By Doug Feinberg
AP Basketball Writer
COLUMBUS, Ohio (AP) — Vic Schaefer and his Mississippi State Bulldogs carry a constant reminder of how far they went in the women’s NCAA Tournament last year, and what must still be done.
It’s right there, engraved on the side of their runner-up rings: “ONE MORE.”
A season after losing to South Carolina 67-55 in the title game, Morgan William and the Bulldogs try again to win that elusive first crown. They play Notre Dame on Sunday night in a matchup of teams that both have spoiled perfect seasons for mighty UConn.
“We would say add another one a lot. One More,” Schaefer said. “It came from two Navy SEALs who worked with the kids in the fall — Sam and Brian. One of the things they talk about all the time is one more.”
Schaefer learned a lot from last year’s loss in the title game. He felt his players were tired after practicing the day after the monumental upset of UConn that ended the Huskies’ record 111-game winning streak.
So he’s changed his philosophy the second time around and will be taking it a bit easier on his team.
“I told my seniors and they called the doctor thinking I had lost my mind,” Schaefer said. “We’re not going to kill ourselves in practice. We’ll spend a lot of time stretching especially with those kids that played a lot of minutes last night. We are going to shoot a lot, go through their stuff and our stuff. That’s about it.”
The Bulldogs won another thriller, beating Louisville in overtime to advance to the title game a second straight year. This time though, it was the first semifinal and the players were able to get to bed about three hours earlier than the previous year.
“Yeah, we watched the UConn-Notre Dame game but then were able to get to sleep around 12:30 a.m.,” said William, who hit the buzzer-beating shot that dropped UConn last season.
This time it was Notre Dame that ended the Huskies’ undefeated season. Arike Ogunbowale hit a jumper from the wing with a second left in overtime to beat UConn.
A win on Sunday would give coach Muffet McGraw a second title at Notre Dame. The Irish won in 2001 before falling short in the championship game in 2011, 2012, 2014 and 2015.
“It’s all about the mindset,” she said. “Really it’s all about this is a game, two teams coming in playing for a national championship. They were here last year. They know what it’s like. So for us, I think just a matter of continuing to do what we’ve been doing and not let the pressure of the moment get to us.”
This might be one of the most improbable NCAA runs by a McGraw team despite being a No. 1 seed. The Irish lost four players over the season to ACL injuries. They never felt sorry for themselves.

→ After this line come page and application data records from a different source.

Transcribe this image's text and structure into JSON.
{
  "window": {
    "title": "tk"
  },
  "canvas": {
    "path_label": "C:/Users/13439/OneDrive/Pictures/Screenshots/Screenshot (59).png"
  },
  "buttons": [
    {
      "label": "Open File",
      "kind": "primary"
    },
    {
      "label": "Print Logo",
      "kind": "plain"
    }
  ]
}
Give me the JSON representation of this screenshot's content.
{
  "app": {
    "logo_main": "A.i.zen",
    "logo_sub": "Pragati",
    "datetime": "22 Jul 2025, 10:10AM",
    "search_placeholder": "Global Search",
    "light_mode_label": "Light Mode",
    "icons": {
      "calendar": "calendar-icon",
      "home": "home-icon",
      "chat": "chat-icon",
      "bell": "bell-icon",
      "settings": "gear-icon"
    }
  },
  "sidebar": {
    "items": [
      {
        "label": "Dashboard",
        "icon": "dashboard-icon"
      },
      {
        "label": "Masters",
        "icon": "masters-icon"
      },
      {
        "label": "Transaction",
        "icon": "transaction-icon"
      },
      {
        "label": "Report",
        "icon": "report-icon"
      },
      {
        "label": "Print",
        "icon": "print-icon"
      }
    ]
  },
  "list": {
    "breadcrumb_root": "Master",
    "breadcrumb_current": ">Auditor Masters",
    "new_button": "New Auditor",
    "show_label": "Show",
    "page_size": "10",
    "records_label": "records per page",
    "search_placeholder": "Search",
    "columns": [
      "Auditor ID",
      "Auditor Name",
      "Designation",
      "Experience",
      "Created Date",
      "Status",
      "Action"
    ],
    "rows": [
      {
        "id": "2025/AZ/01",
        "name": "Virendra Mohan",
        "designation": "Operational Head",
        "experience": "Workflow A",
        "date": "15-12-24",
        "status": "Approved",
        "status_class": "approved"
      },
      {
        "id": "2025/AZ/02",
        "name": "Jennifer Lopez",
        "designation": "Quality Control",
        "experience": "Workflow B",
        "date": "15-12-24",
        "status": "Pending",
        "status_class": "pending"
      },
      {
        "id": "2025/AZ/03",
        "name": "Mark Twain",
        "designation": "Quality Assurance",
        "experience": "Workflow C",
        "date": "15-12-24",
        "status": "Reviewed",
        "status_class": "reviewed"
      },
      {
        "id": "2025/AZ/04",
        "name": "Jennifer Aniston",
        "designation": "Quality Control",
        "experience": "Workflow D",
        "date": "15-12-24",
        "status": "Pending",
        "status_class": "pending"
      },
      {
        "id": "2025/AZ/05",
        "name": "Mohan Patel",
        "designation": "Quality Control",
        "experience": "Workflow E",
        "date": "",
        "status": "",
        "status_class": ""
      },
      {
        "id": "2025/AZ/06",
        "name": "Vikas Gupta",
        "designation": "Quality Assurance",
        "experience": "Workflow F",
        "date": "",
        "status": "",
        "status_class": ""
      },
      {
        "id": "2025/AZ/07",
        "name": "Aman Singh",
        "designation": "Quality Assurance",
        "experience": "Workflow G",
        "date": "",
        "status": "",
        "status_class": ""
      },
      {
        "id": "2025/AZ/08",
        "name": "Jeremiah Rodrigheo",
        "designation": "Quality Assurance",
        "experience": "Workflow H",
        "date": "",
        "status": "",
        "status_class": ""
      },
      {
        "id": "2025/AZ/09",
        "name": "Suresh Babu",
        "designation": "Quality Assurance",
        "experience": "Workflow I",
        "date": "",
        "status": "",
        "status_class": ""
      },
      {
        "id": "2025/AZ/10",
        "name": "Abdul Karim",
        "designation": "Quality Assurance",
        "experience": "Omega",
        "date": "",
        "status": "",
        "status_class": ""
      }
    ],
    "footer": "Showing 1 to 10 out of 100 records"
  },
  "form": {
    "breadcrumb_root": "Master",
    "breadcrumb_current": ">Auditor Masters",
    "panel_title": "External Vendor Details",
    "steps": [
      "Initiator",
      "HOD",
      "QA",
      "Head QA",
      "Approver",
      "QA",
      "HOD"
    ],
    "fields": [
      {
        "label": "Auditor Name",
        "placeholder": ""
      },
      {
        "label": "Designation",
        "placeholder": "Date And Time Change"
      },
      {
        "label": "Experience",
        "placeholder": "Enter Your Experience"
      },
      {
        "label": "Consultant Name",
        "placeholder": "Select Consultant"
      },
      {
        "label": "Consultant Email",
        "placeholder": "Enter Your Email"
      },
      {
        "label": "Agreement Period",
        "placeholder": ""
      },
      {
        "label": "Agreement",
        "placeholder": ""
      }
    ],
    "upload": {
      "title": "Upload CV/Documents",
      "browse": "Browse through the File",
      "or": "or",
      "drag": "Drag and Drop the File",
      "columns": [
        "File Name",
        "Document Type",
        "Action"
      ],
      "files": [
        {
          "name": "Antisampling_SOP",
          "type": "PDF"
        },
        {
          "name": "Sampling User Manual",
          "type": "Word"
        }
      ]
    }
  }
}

“We actually didn’t really talk about it at all,” McGraw said. “We just constantly focus on what we have, what we can do, who’s going to step up, how are the roles changing? What do you need to do now? We never even talked about where we could be or what we should be thinking. We just kept focusing them on the future.”
This will be the first time these teams have played each other. Schaefer, however, is no stranger to McGraw and the Irish. He was an assistant coach on the Texas A&M team that beat Notre Dame to win the 2011 national championship.
The Irish will need to find a way to deal with Mississippi State center Teaira McCowan. She had 21 points and a Final Four-record 25 rebounds against Louisville.
“You’ve got to try to get a body on her, but she’s just so darn big that you can’t outjump her,” McGraw said. “We’ve got to try to keep her off. She does such a great job with her body of getting great position. So I don’t know. We have a couple of plans that we’ll go to, and hopefully one of them will work.”